Dr. Laura J. MacDonald ’09, assistant professor of biology and director of the Hendrix STEM Scholars Program, was among eight professors featured in The Chronicle of Higher Education's recent compilation of reflections, "Professors Share: The Moment That Changed the Way I Teach" (subscription required for access). MacDonald shared the experience of discovering her own implicit bias, and how she has responded:
"One of my most important moments of realization occurred when I attended the Conference for Undergraduate Educators sponsored by the American Society for Microbiology. That’s where I attended a symposium about inclusive teaching practices, where I heard a talk by Bryan Dewsbury. Bryan’s talk got me thinking about how implicit biases might be preventing me from interacting authentically with the underrepresented and disadvantaged students I — and many others on my campus — wanted to help most. As part of his talk, he suggested that we take an implicit-bias test, which I did as soon as I got back to my hotel room. The results stunned me: They showed that I had an implicit bias against people of color. I felt ashamed because I’d never thought of myself as racist.
"Talking with Bryan later, at the symposium and in the months that followed, I realized that my implicit bias wasn’t a character flaw; it came primarily from my background. I grew up in a primarily white town and didn’t have much opportunity to interact with people from diverse backgrounds. But I also realized that this background was still shaping my behavior. I started noticing, for example, that even during a trip to the grocery store, I rarely greeted people of color. None of this was intentional, but, over time, my perspective started shifting.
"The following semester, I walked into my cell-biology course on the first day and I saw that, in a crowd of 40 students, my seven students of color were all sitting together in the back row, segregated.
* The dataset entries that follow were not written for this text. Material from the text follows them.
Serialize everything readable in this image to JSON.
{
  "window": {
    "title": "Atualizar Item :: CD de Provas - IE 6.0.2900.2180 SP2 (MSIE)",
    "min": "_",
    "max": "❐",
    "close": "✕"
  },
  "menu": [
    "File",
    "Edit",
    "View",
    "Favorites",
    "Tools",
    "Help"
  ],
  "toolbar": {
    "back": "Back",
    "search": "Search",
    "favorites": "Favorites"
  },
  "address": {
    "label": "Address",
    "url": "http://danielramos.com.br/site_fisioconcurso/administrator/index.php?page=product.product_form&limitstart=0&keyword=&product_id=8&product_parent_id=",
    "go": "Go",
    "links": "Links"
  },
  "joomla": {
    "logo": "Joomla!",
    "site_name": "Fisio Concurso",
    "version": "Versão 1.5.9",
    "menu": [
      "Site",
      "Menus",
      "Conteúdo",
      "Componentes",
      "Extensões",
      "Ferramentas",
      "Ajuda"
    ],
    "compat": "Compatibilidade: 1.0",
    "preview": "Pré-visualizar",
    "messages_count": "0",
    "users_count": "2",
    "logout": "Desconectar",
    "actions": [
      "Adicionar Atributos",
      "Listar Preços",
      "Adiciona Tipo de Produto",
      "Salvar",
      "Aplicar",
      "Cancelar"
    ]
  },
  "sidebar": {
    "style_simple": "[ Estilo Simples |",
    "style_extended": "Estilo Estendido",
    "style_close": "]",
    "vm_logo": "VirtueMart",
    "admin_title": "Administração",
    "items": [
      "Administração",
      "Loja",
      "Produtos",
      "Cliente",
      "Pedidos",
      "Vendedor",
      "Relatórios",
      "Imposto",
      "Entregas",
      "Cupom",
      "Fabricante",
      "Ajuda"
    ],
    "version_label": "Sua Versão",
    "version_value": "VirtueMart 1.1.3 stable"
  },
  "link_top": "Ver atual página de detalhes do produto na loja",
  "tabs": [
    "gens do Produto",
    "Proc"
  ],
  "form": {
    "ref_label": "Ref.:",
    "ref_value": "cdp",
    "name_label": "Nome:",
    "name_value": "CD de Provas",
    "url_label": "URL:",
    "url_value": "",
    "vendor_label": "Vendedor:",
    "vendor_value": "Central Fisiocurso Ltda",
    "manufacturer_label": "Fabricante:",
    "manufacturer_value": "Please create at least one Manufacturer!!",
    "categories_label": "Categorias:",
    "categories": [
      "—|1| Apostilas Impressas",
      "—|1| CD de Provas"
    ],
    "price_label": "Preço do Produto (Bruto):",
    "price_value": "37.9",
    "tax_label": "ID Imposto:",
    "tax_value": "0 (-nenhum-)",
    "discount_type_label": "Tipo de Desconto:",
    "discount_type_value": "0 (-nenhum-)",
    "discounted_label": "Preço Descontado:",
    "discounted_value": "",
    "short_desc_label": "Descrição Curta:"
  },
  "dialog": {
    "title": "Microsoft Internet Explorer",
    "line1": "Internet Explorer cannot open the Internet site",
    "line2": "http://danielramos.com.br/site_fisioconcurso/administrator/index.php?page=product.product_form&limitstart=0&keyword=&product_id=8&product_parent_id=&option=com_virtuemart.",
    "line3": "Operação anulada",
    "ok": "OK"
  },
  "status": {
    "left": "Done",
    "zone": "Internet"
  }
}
Since then, I have used more problem-based learning activities to help facilitate interactions between students of color and their peers, and I’ve continued to work toward developing a more inclusive space — both in my classroom and in the sciences in general."